So, what can be done? There are no easy answers, but a good start would be to truly prepare a recruit, or a new officer, for the realities of the psychological, emotional and even biological changes and challenges they will likely face. Most academy curriculums include a brief block of instruction on stress or stress reduction. But when compared to the number of training hours on subjects such as use of force, defensive tactics and the other high-liability aspects of correctional work, the amount of training or even discussion on the topic of emotional survival is woefully inadequate. The same can be said for annual in-service training hours. Correctional officer mortality studies have shown that for every officer killed in the line of duty, 10 will take their own lives. Yet, where do we put the most emphasis in training?

why we must Change the culture of corrections

Another helpful idea is to begin to change the culture of corrections. The “code of silence” and “never appear weak” mantra are some of the most detrimental notions placed in a new officer’s head. There has yet to be a super-human correctional officer who is not affected by what he or she sees and does on the job. Let’s stop expecting people to be super-human. Let’s put an end to a culture that revels in others’ frailties and faults and makes everything everyone’s business. It’s time to put an end to the band-aid approach toward dealing with correctional officer humanity, that is, dealing with something after the fact. In my experience, I’ve personally known more correctional officers who have killed themselves than inmates who have taken their own lives; this is profoundly sad.

Let’s wake up, support each other, and put meaningful and discreet methods in place for officers to seek help. When they do, let’s make sure that such courageous actions are revealed only to those who have a bonafide need to know about it. Let’s make sure the people who are supposed to help us understand what we do so they don’t have to be “schooled on the fly” by the officer/client.
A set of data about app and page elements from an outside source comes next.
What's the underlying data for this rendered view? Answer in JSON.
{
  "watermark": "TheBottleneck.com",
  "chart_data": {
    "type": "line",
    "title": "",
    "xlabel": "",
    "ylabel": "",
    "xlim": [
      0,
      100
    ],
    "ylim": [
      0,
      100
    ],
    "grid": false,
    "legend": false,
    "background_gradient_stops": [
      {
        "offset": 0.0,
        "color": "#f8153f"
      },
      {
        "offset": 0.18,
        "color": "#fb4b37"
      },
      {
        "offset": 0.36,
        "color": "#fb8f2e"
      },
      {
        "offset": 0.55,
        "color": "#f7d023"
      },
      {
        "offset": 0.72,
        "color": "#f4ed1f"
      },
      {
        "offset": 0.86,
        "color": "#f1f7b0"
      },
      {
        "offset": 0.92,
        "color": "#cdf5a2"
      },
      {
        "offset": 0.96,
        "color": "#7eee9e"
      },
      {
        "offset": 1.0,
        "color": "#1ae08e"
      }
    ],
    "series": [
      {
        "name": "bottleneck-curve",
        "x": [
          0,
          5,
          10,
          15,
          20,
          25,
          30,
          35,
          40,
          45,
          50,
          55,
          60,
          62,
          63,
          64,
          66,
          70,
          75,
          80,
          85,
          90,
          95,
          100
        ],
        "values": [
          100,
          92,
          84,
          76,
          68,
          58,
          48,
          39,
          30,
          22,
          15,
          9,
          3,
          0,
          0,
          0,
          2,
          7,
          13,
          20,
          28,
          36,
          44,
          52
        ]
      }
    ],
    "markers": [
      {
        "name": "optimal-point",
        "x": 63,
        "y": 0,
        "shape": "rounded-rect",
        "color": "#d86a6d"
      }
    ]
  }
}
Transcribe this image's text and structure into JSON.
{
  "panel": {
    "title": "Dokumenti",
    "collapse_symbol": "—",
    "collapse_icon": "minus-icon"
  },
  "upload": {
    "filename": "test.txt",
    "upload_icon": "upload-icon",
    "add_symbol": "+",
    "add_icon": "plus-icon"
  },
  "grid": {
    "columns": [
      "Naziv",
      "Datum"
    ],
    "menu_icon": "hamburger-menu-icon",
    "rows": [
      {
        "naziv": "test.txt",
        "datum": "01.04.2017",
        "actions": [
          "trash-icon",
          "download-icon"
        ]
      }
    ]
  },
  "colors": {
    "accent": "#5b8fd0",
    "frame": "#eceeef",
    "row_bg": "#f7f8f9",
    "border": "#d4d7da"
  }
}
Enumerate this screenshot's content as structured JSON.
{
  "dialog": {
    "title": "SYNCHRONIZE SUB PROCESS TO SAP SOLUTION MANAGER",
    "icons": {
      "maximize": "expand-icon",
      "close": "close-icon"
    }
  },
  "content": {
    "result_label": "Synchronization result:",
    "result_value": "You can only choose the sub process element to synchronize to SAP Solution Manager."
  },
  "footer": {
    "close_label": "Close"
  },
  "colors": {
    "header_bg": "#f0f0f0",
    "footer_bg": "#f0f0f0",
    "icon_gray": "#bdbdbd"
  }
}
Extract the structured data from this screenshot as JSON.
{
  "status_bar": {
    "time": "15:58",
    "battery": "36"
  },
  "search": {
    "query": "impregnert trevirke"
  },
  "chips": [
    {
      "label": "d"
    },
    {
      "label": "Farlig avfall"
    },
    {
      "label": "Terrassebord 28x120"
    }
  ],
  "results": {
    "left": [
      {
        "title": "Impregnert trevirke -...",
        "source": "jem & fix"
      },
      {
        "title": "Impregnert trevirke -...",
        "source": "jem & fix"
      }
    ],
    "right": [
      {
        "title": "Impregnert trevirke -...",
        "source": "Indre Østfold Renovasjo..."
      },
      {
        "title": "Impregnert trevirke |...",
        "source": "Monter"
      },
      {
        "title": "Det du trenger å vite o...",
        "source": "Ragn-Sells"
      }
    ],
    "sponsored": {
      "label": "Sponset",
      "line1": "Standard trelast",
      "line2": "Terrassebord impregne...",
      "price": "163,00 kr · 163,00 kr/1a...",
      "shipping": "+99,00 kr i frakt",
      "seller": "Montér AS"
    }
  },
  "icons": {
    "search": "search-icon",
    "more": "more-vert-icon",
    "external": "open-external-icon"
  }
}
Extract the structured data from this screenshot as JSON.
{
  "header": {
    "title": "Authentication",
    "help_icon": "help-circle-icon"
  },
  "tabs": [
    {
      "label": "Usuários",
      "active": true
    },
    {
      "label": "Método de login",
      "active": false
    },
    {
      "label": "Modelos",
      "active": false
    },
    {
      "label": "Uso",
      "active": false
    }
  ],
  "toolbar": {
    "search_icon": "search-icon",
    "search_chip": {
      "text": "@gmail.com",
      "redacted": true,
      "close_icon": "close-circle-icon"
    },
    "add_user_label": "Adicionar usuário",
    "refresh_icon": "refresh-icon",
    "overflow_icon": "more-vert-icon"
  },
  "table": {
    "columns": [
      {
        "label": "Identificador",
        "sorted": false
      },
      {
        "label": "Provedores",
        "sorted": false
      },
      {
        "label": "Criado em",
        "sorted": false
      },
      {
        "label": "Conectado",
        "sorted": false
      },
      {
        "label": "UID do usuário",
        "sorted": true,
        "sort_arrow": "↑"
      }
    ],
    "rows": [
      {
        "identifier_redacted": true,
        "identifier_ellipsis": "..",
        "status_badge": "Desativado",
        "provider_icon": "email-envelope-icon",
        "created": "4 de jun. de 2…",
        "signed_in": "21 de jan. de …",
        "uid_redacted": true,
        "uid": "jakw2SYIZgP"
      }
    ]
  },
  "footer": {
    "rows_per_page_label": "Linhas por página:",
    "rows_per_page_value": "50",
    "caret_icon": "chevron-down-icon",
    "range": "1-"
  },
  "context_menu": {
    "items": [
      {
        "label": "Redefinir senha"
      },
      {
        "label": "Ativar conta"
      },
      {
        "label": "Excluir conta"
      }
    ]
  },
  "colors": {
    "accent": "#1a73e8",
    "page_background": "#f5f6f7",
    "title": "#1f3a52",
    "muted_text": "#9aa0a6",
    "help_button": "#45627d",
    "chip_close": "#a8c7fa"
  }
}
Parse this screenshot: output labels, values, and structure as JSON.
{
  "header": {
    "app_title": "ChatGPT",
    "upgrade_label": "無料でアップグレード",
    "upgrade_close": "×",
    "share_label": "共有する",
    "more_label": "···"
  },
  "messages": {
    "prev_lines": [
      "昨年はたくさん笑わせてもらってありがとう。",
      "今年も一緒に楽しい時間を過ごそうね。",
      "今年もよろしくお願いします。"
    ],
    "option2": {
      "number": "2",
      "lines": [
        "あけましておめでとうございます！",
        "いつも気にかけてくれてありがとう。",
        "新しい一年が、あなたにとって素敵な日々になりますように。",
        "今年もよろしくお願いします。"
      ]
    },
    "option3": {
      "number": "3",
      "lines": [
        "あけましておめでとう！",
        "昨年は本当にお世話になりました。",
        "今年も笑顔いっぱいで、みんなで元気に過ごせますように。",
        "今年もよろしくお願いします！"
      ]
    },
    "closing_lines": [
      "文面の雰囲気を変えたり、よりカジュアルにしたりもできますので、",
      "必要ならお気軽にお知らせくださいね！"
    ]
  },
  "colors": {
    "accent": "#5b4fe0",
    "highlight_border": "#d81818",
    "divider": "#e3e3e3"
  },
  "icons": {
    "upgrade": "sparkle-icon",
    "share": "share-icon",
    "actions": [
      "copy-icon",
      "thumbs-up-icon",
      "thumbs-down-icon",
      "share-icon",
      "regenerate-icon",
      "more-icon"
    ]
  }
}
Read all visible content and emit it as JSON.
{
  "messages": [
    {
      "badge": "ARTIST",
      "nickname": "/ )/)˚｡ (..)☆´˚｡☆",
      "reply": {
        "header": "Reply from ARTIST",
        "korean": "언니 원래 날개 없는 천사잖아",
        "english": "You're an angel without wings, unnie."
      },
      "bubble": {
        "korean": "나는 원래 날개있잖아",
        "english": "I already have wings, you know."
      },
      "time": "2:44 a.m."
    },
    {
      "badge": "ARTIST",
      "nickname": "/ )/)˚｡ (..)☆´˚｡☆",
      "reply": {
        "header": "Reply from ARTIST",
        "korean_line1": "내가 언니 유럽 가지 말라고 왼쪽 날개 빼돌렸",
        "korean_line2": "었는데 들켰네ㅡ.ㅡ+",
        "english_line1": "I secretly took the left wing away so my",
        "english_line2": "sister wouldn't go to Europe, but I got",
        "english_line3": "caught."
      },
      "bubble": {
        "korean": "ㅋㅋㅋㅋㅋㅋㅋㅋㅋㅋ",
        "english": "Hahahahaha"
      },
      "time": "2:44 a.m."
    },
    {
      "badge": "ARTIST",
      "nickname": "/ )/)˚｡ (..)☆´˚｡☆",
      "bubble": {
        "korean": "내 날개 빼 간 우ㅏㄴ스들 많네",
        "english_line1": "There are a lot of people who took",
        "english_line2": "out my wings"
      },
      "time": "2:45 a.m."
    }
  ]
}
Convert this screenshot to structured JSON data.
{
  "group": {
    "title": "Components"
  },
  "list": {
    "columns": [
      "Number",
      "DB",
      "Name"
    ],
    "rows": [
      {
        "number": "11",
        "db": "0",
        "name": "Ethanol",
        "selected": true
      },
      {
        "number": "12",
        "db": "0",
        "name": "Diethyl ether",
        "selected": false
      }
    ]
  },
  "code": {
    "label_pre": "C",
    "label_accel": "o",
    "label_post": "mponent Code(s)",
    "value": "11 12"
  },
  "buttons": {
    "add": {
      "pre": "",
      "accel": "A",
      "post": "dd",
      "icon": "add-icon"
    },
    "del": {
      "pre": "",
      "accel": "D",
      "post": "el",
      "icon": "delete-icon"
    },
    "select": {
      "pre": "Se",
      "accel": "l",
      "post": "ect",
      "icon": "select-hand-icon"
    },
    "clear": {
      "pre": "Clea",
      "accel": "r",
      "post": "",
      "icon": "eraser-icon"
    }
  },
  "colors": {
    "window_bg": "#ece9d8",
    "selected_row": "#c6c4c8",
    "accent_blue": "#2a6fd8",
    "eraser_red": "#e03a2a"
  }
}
But before all that, let’s be honest, like our fictional academy director, and admit to a crisis in our profession.

Mark Chamberlain served as the first chief deputy of corrections for the Garland County Sheriff’s Office in Hot Springs, Arkansas, from 2014 to 2016. Prior to his selection, Mark worked for the Palm Beach County Sheriff’s Office in West Palm Beach, Florida, for over 26 years, starting off as a corrections deputy and retiring as a captain/division commander. Mark holds a bachelor’s degree in Business Administration from Northwood University and a master’s degree in Public Administration from Barry University. He is a graduate of Class #10 of the Florida Department of Law Enforcement’s Senior Leadership Program and holds instructor certifications in Florida and Arkansas. Mark joined the Lexipol team as a training coordinator in August 2016. He currently serves as director of corrections content for Lexipol.